# [Task to carry out]
Word for word, repeat the records, leaving every picture behind.

# [Extracted information]
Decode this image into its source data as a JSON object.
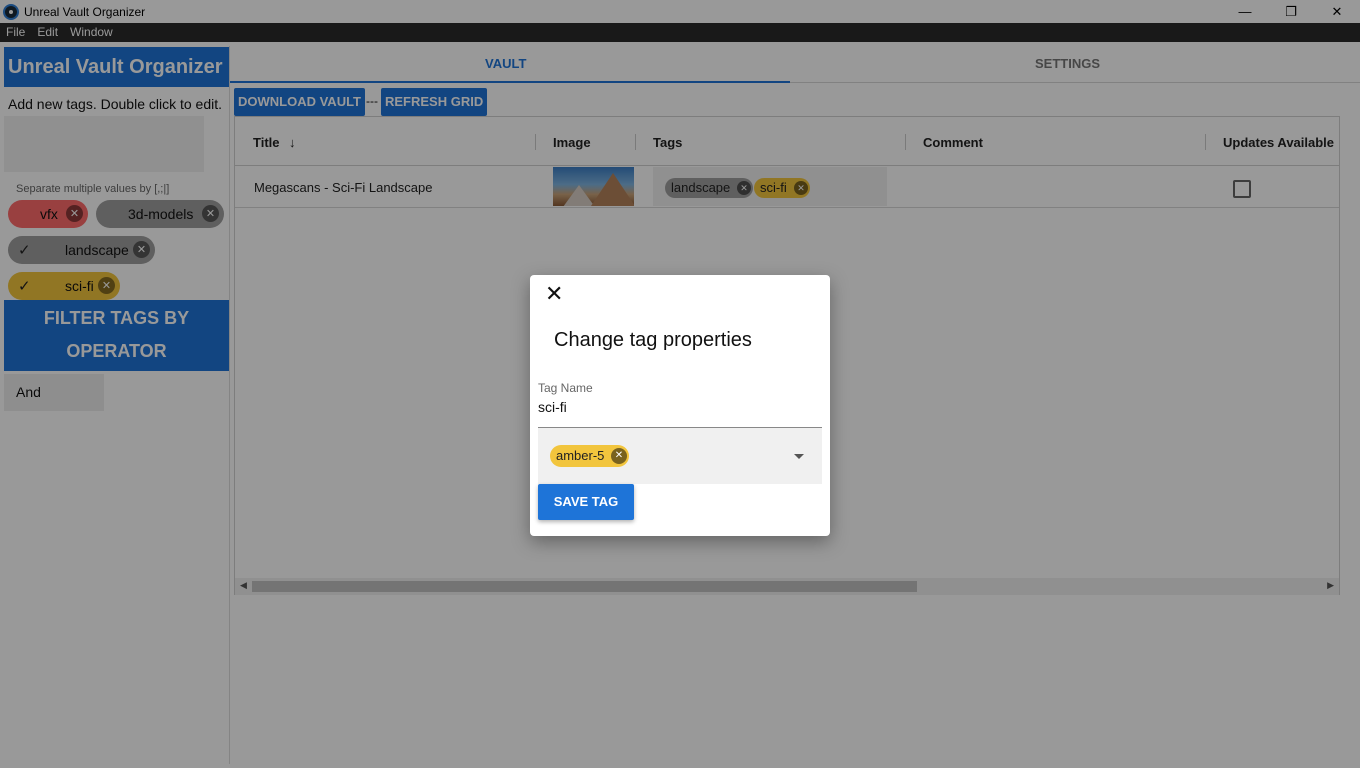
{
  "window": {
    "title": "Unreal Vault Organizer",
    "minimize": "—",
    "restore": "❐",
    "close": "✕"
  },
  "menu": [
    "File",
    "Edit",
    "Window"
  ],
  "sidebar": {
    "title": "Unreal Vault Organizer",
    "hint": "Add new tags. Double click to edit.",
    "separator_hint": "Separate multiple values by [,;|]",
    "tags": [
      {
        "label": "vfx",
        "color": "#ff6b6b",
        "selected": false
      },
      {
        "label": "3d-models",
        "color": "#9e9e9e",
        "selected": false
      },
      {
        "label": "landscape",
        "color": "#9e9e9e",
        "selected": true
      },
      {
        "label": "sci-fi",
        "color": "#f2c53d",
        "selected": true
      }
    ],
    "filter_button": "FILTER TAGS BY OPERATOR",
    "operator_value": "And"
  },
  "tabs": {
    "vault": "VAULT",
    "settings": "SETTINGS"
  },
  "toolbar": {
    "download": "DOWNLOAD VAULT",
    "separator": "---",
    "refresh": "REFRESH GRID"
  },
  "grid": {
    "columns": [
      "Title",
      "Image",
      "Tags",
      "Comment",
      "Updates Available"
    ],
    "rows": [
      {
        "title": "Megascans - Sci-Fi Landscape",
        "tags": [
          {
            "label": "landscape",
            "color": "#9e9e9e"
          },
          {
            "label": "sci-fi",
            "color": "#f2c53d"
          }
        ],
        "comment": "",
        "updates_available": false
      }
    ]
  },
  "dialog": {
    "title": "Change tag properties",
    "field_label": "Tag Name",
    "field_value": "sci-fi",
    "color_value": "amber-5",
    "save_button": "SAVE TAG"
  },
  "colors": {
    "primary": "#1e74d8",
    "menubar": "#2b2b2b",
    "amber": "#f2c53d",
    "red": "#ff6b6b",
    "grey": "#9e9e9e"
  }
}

# [Completed task]
Decode this image into its source data as a JSON object.
{
  "window": {
    "title": "Unreal Vault Organizer",
    "minimize": "—",
    "restore": "❐",
    "close": "✕"
  },
  "menu": [
    "File",
    "Edit",
    "Window"
  ],
  "sidebar": {
    "title": "Unreal Vault Organizer",
    "hint": "Add new tags. Double click to edit.",
    "separator_hint": "Separate multiple values by [,;|]",
    "tags": [
      {
        "label": "vfx",
        "color": "#ff6b6b",
        "selected": false
      },
      {
        "label": "3d-models",
        "color": "#9e9e9e",
        "selected": false
      },
      {
        "label": "landscape",
        "color": "#9e9e9e",
        "selected": true
      },
      {
        "label": "sci-fi",
        "color": "#f2c53d",
        "selected": true
      }
    ],
    "filter_button": "FILTER TAGS BY OPERATOR",
    "operator_value": "And"
  },
  "tabs": {
    "vault": "VAULT",
    "settings": "SETTINGS"
  },
  "toolbar": {
    "download": "DOWNLOAD VAULT",
    "separator": "---",
    "refresh": "REFRESH GRID"
  },
  "grid": {
    "columns": [
      "Title",
      "Image",
      "Tags",
      "Comment",
      "Updates Available"
    ],
    "rows": [
      {
        "title": "Megascans - Sci-Fi Landscape",
        "tags": [
          {
            "label": "landscape",
            "color": "#9e9e9e"
          },
          {
            "label": "sci-fi",
            "color": "#f2c53d"
          }
        ],
        "comment": "",
        "updates_available": false
      }
    ]
  },
  "dialog": {
    "title": "Change tag properties",
    "field_label": "Tag Name",
    "field_value": "sci-fi",
    "color_value": "amber-5",
    "save_button": "SAVE TAG"
  },
  "colors": {
    "primary": "#1e74d8",
    "menubar": "#2b2b2b",
    "amber": "#f2c53d",
    "red": "#ff6b6b",
    "grey": "#9e9e9e"
  }
}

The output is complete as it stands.